**TRY IT**
In the data that follows, find each line containing "abonner" and copy it.

(Data about app and page elements)
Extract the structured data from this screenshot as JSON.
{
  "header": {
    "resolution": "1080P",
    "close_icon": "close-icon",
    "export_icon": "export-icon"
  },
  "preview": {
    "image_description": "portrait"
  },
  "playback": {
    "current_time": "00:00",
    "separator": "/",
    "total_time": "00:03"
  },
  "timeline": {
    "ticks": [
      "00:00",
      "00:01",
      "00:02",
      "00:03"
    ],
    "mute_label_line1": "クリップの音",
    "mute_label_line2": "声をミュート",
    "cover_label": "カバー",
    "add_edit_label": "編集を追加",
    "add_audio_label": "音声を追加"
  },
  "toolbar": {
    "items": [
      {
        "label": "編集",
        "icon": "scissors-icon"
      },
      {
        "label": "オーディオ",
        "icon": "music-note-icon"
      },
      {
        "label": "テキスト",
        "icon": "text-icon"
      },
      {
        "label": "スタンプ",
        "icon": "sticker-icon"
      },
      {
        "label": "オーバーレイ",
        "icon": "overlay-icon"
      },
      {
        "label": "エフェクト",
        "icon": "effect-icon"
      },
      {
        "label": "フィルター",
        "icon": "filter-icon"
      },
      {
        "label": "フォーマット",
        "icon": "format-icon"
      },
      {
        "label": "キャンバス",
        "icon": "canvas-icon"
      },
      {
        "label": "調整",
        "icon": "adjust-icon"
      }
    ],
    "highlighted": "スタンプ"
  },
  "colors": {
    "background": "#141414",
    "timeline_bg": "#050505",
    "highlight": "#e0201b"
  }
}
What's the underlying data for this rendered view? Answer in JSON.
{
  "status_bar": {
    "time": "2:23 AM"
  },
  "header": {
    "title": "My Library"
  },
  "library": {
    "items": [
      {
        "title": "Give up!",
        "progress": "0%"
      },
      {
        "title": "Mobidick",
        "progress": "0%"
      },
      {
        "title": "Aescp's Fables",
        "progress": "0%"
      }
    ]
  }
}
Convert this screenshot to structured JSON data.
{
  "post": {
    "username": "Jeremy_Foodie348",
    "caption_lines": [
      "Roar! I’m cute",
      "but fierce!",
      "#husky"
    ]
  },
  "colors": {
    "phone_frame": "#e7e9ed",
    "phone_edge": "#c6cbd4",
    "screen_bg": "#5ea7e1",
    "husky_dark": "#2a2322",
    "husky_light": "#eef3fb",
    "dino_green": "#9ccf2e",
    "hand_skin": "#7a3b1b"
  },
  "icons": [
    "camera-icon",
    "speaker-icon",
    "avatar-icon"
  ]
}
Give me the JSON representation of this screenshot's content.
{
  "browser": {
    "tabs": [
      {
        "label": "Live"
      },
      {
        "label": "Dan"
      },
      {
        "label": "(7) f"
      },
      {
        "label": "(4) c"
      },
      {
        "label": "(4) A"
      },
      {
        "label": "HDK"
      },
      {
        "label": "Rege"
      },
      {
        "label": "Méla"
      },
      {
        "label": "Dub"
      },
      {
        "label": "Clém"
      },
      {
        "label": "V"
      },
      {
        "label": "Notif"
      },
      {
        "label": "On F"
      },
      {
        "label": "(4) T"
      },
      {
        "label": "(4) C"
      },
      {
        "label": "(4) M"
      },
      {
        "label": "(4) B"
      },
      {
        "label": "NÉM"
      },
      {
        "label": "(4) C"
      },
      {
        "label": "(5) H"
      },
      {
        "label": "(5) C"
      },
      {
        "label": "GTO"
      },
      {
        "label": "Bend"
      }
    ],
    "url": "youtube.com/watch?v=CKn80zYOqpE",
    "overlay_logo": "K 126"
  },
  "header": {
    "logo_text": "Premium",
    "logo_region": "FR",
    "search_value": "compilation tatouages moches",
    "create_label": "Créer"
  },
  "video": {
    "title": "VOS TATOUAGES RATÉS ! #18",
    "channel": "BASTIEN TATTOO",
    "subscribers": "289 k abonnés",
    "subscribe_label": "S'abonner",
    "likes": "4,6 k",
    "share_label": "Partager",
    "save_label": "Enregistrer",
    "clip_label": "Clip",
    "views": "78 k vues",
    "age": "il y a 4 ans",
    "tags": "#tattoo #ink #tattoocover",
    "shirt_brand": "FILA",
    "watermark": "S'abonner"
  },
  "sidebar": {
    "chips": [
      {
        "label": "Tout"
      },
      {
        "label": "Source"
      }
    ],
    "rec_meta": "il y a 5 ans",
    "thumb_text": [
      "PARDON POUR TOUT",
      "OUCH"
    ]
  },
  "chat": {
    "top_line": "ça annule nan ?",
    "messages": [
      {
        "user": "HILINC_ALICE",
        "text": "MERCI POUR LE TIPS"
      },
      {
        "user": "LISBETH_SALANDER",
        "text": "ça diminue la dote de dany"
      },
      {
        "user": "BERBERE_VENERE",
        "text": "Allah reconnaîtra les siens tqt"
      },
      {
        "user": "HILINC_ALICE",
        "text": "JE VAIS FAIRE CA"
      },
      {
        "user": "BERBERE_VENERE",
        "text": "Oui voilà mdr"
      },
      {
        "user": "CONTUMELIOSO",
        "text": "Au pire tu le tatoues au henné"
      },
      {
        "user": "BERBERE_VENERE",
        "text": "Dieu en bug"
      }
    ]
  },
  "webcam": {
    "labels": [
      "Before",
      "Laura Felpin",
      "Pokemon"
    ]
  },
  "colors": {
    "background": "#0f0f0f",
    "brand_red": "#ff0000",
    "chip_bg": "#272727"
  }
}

**SOLUTION**
    "subscribe_label": "S'abonner",
    "watermark": "S'abonner"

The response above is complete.